→ **EXERCISE**:
Write the records out again exactly, but without pictures.

--- DATA TO PROCESS ---

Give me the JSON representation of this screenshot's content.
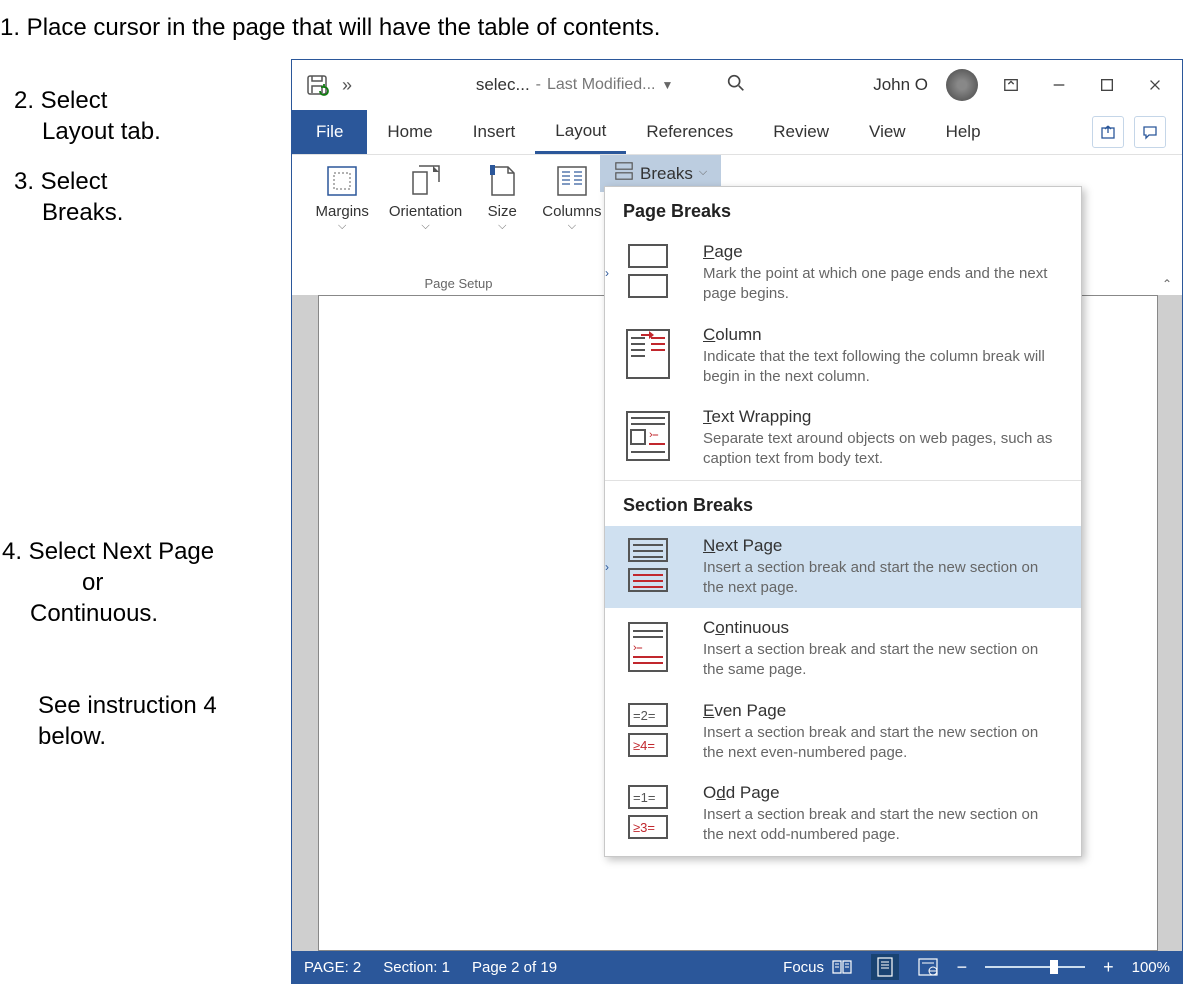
{
  "instructions": {
    "step1": "1. Place cursor in the page that will have the table of contents.",
    "step2a": "2. Select",
    "step2b": "Layout tab.",
    "step3a": "3. Select",
    "step3b": "Breaks.",
    "step4a": "4. Select Next Page",
    "step4b": "or",
    "step4c": "Continuous.",
    "step5a": "See instruction 4",
    "step5b": "below."
  },
  "titlebar": {
    "doc_name": "selec...",
    "dash": "-",
    "modified": "Last Modified...",
    "user": "John O"
  },
  "tabs": {
    "file": "File",
    "home": "Home",
    "insert": "Insert",
    "layout": "Layout",
    "references": "References",
    "review": "Review",
    "view": "View",
    "help": "Help"
  },
  "ribbon": {
    "margins": "Margins",
    "orientation": "Orientation",
    "size": "Size",
    "columns": "Columns",
    "group_label": "Page Setup",
    "breaks_btn": "Breaks"
  },
  "breaks_menu": {
    "page_breaks_header": "Page Breaks",
    "section_breaks_header": "Section Breaks",
    "page": {
      "title_u": "P",
      "title_rest": "age",
      "desc": "Mark the point at which one page ends and the next page begins."
    },
    "column": {
      "title_u": "C",
      "title_rest": "olumn",
      "desc": "Indicate that the text following the column break will begin in the next column."
    },
    "text_wrapping": {
      "title_u": "T",
      "title_rest": "ext Wrapping",
      "desc": "Separate text around objects on web pages, such as caption text from body text."
    },
    "next_page": {
      "title_u": "N",
      "title_rest": "ext Page",
      "desc": "Insert a section break and start the new section on the next page."
    },
    "continuous": {
      "title_pre": "C",
      "title_u": "o",
      "title_rest": "ntinuous",
      "desc": "Insert a section break and start the new section on the same page."
    },
    "even_page": {
      "title_u": "E",
      "title_rest": "ven Page",
      "desc": "Insert a section break and start the new section on the next even-numbered page."
    },
    "odd_page": {
      "title_pre": "O",
      "title_u": "d",
      "title_rest": "d Page",
      "desc": "Insert a section break and start the new section on the next odd-numbered page."
    }
  },
  "status": {
    "page_label": "PAGE: 2",
    "section": "Section: 1",
    "page_count": "Page 2 of 19",
    "focus": "Focus",
    "zoom": "100%"
  }
}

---

→ **SOLUTION FOR THIS TASK**:
Give me the JSON representation of this screenshot's content.
{
  "instructions": {
    "step1": "1. Place cursor in the page that will have the table of contents.",
    "step2a": "2. Select",
    "step2b": "Layout tab.",
    "step3a": "3. Select",
    "step3b": "Breaks.",
    "step4a": "4. Select Next Page",
    "step4b": "or",
    "step4c": "Continuous.",
    "step5a": "See instruction 4",
    "step5b": "below."
  },
  "titlebar": {
    "doc_name": "selec...",
    "dash": "-",
    "modified": "Last Modified...",
    "user": "John O"
  },
  "tabs": {
    "file": "File",
    "home": "Home",
    "insert": "Insert",
    "layout": "Layout",
    "references": "References",
    "review": "Review",
    "view": "View",
    "help": "Help"
  },
  "ribbon": {
    "margins": "Margins",
    "orientation": "Orientation",
    "size": "Size",
    "columns": "Columns",
    "group_label": "Page Setup",
    "breaks_btn": "Breaks"
  },
  "breaks_menu": {
    "page_breaks_header": "Page Breaks",
    "section_breaks_header": "Section Breaks",
    "page": {
      "title_u": "P",
      "title_rest": "age",
      "desc": "Mark the point at which one page ends and the next page begins."
    },
    "column": {
      "title_u": "C",
      "title_rest": "olumn",
      "desc": "Indicate that the text following the column break will begin in the next column."
    },
    "text_wrapping": {
      "title_u": "T",
      "title_rest": "ext Wrapping",
      "desc": "Separate text around objects on web pages, such as caption text from body text."
    },
    "next_page": {
      "title_u": "N",
      "title_rest": "ext Page",
      "desc": "Insert a section break and start the new section on the next page."
    },
    "continuous": {
      "title_pre": "C",
      "title_u": "o",
      "title_rest": "ntinuous",
      "desc": "Insert a section break and start the new section on the same page."
    },
    "even_page": {
      "title_u": "E",
      "title_rest": "ven Page",
      "desc": "Insert a section break and start the new section on the next even-numbered page."
    },
    "odd_page": {
      "title_pre": "O",
      "title_u": "d",
      "title_rest": "d Page",
      "desc": "Insert a section break and start the new section on the next odd-numbered page."
    }
  },
  "status": {
    "page_label": "PAGE: 2",
    "section": "Section: 1",
    "page_count": "Page 2 of 19",
    "focus": "Focus",
    "zoom": "100%"
  }
}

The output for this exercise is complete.